Reconciliation in divided societies: a case study of the kenyan truth, justice and reconciliation commission

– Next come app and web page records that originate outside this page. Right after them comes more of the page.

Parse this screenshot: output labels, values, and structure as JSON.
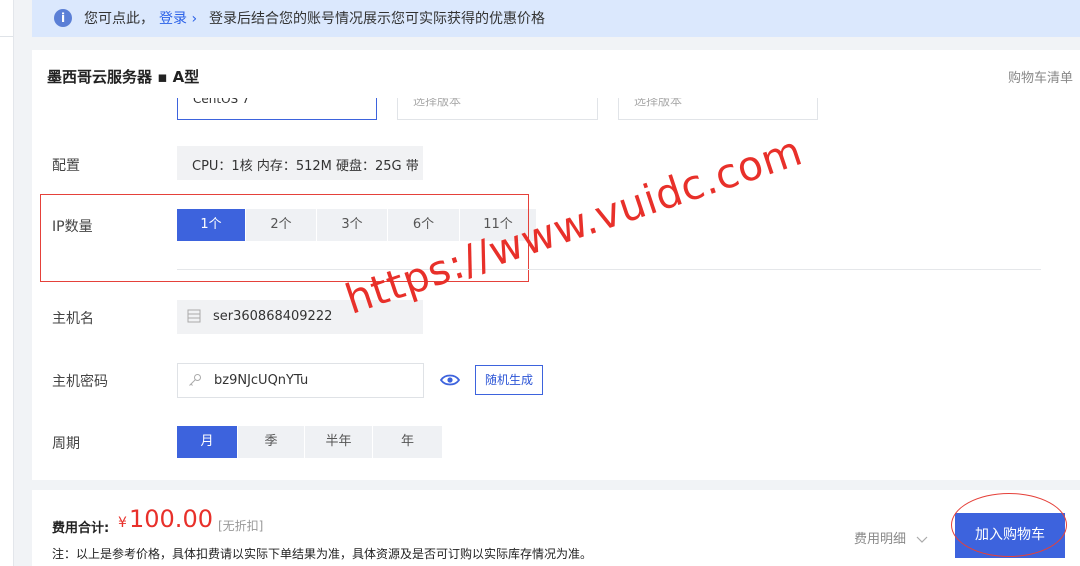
{
  "banner": {
    "text_prefix": "您可点此，",
    "login_label": "登录",
    "chevron": "›",
    "text_suffix": "登录后结合您的账号情况展示您可实际获得的优惠价格",
    "info_icon": "i"
  },
  "header": {
    "title": "墨西哥云服务器 ▪ A型",
    "cart_list": "购物车清单"
  },
  "os": {
    "selected": "CentOS 7",
    "option2_placeholder": "选择版本",
    "option3_placeholder": "选择版本"
  },
  "config": {
    "label": "配置",
    "value": "CPU：1核 内存：512M 硬盘：25G 带"
  },
  "ip": {
    "label": "IP数量",
    "options": [
      "1个",
      "2个",
      "3个",
      "6个",
      "11个"
    ],
    "selected_index": 0
  },
  "hostname": {
    "label": "主机名",
    "value": "ser360868409222"
  },
  "password": {
    "label": "主机密码",
    "value": "bz9NJcUQnYTu",
    "random_button": "随机生成"
  },
  "period": {
    "label": "周期",
    "options": [
      "月",
      "季",
      "半年",
      "年"
    ],
    "selected_index": 0
  },
  "footer": {
    "fee_label": "费用合计:",
    "currency": "¥",
    "price": "100.00",
    "discount_tag": "[无折扣]",
    "note": "注：以上是参考价格，具体扣费请以实际下单结果为准，具体资源及是否可订购以实际库存情况为准。",
    "detail_label": "费用明细",
    "add_to_cart": "加入购物车"
  },
  "watermark": "https://www.vuidc.com",
  "colors": {
    "accent": "#3d63dd",
    "price": "#e8302a",
    "annotation": "#e5413a",
    "banner_bg": "#dbe8fd"
  }
}
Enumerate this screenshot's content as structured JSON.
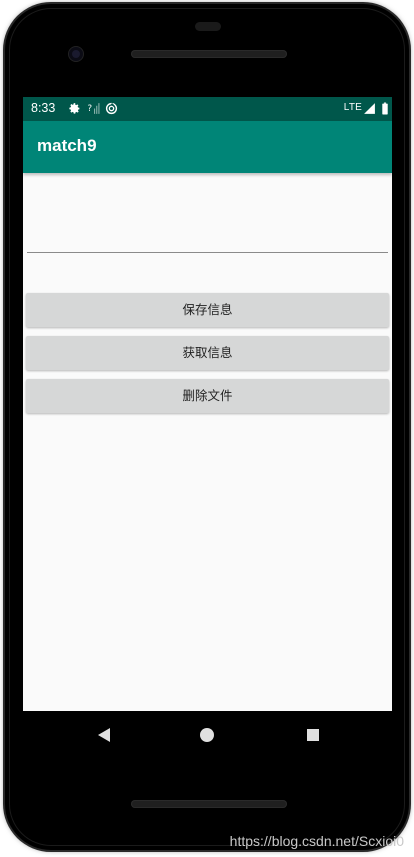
{
  "status_bar": {
    "time": "8:33",
    "network": "LTE",
    "icons": [
      "gear-icon",
      "no-signal-icon",
      "sync-icon",
      "signal-icon",
      "battery-icon"
    ]
  },
  "app_bar": {
    "title": "match9"
  },
  "input": {
    "value": "",
    "placeholder": ""
  },
  "buttons": {
    "save_label": "保存信息",
    "get_label": "获取信息",
    "delete_label": "删除文件"
  },
  "nav_bar": {
    "icons": [
      "back-icon",
      "home-icon",
      "recents-icon"
    ]
  },
  "watermark": {
    "text": "https://blog.csdn.net/Scxioi0"
  },
  "colors": {
    "status_bar": "#00574b",
    "app_bar": "#008577",
    "button_bg": "#d6d7d7",
    "screen_bg": "#fafafa"
  }
}
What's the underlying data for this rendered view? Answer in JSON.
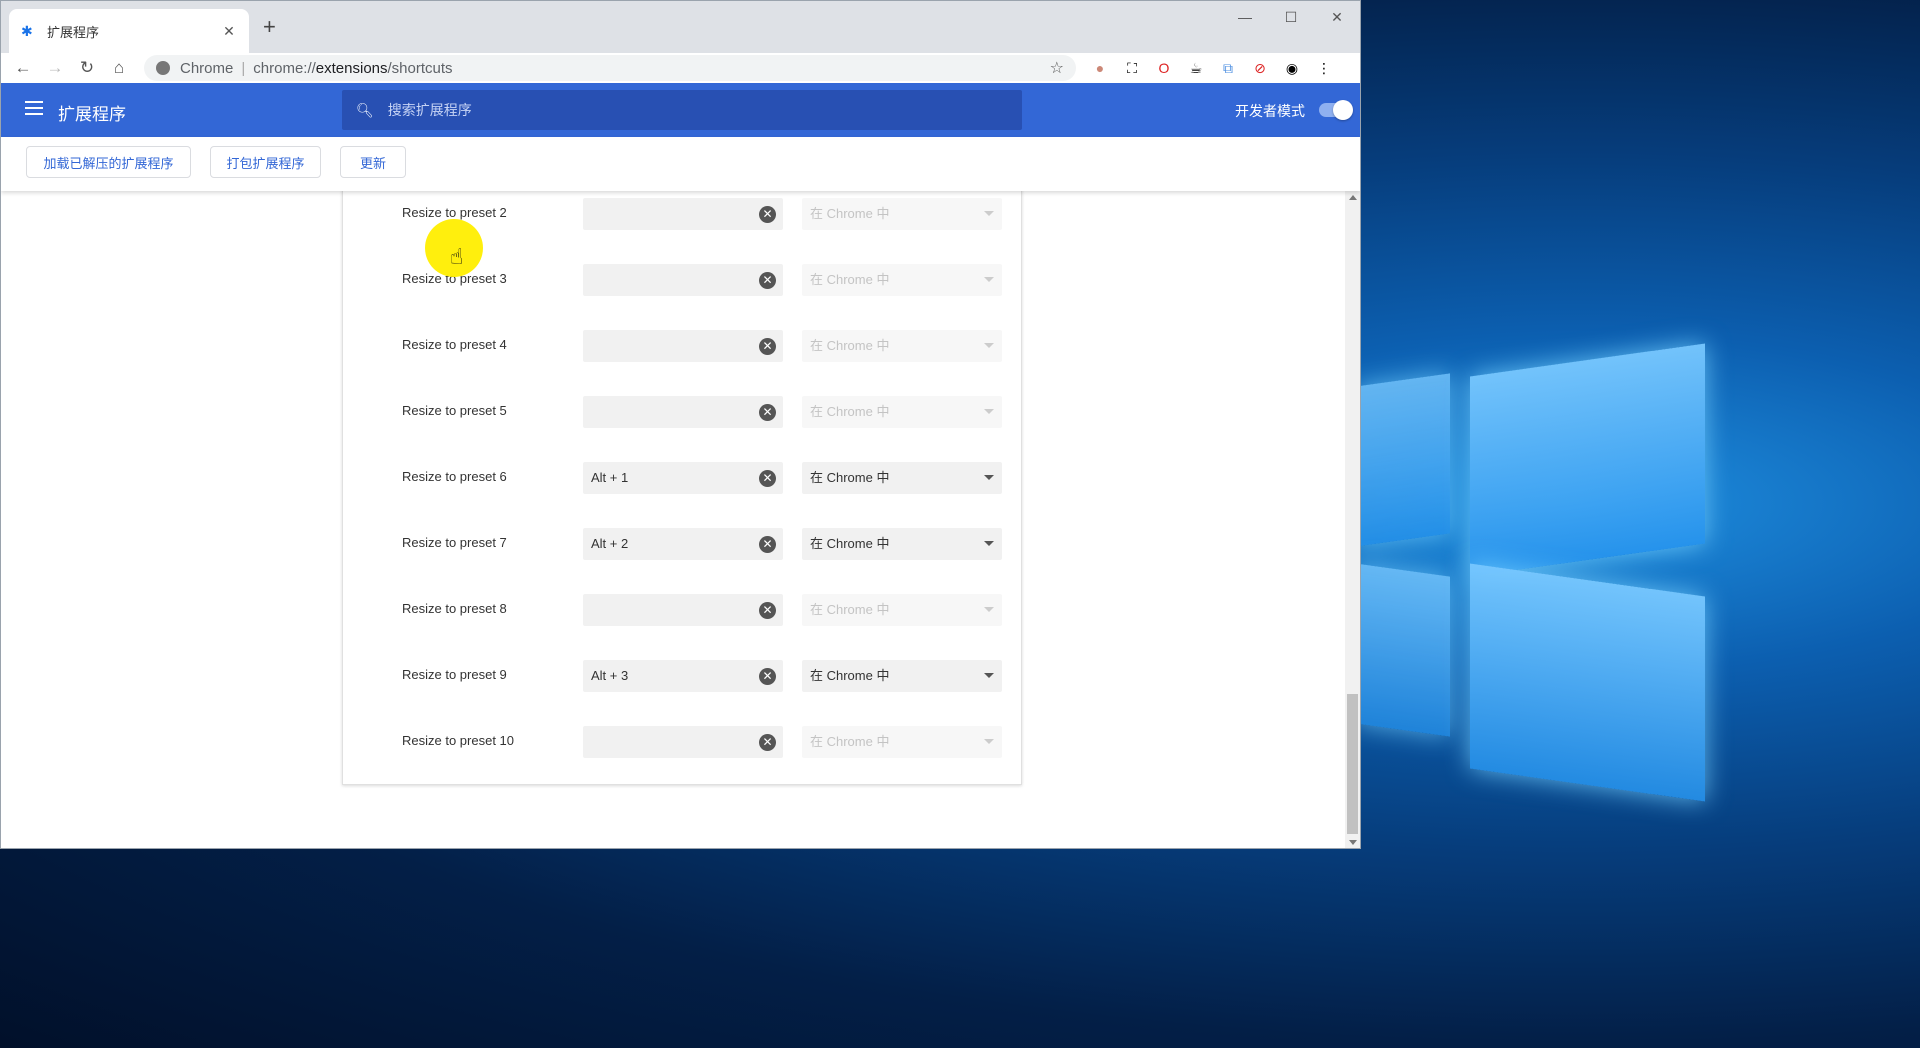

The violence witnessed in Kenya in the aftermath of the 2007 disputed presidential elections shook Kenyans into the realization that Kenya had remained a highly polarized nation since independence. Brother turned against brother resulting in the loss of than 1,300 lives and the displacement of more than 300,000 people. International agencies stepped in with the AU taking the lead in a bid to seek a cessation to the violence. An agreement was finally sealed on February 28, 2008 through the KNDRC process mediated by former UN Secretary General Kofi Annan. The agreement led to inter alia the cessation of violence and formation of a coalition government. However, the mediation efforts could have only done so much. There were long-term issues that needed specialized agencies to fully resolve. With this understanding the KNDRC agreed on a number of commissions to be formed to handle these issues. The Commission of Inquiry into the Post-Election Violence (Waki Commission), the National Cohesion and Integration Commission – the only permanent commission – and finally the TJRC were among commissions formed to handle the long-term issues of the conflict. The Waki Commission in its report recommended the formation of a Special Tribunal for Kenya to try the people suspected to bore criminal responsibility for the PEV. However, the Special Tribunal of Kenya never saw the light of day. Consequently, the ICC stepped in and took up the cases after the then ICC Prosecutor Moreno Ocampo received the names of people suspected to bear criminal responsibility for the PEV from Kofi Annan. The TJRC was finally established in 2009 to among others promote justice, healing and reconciliation in Kenya. It was formed at a time when the ICC was in the process of confirming charges against six Kenyans in relation to the 2007 / 2008 PEV. At the time many Kenyans viewed the TJRC as a ploy by those in government to shield the merchants of impunity from criminal prosecution. The TJRC problems were further compounded by the credibility crisis that faced its’ chairperson – Ambassador Bethuel Kiplagat. The issues surrounding the chairperson threatened to tear the commission apart and derail the truth seeking process. The crisis led to the resignation of the then vice-chairperson – Ms. Betty Murungi. This left the TJRC with only seven commissioners when the chairperson finally stepped aside. Throughout its’ work the commission was further plagued by financial challenges as well as lack of political will in the truth seeking process. The TJRC worked for four years and finally handed in its’ report in May 2013. The commissioners noted that reconciliation is not an event but a process. Consequently, the TJRC interpreted its mandate as being to initiate the process of reconciliation. The TJRC held a number of public hearings and reconciliation forums to aid in the initiation of reconciliation between and among the different Kenyan ethnic groups. The research concludes that despite the many challenges experienced by the TJRC, it did actually lay the foundation for reconciliation. It is imperative that the government endeavours to implement the commission’s recommendations if reconciliation is to be fully realized in the country. It is equally important that the rule of law is observed so that the citizens can rest assured that justice and fairness will prevail.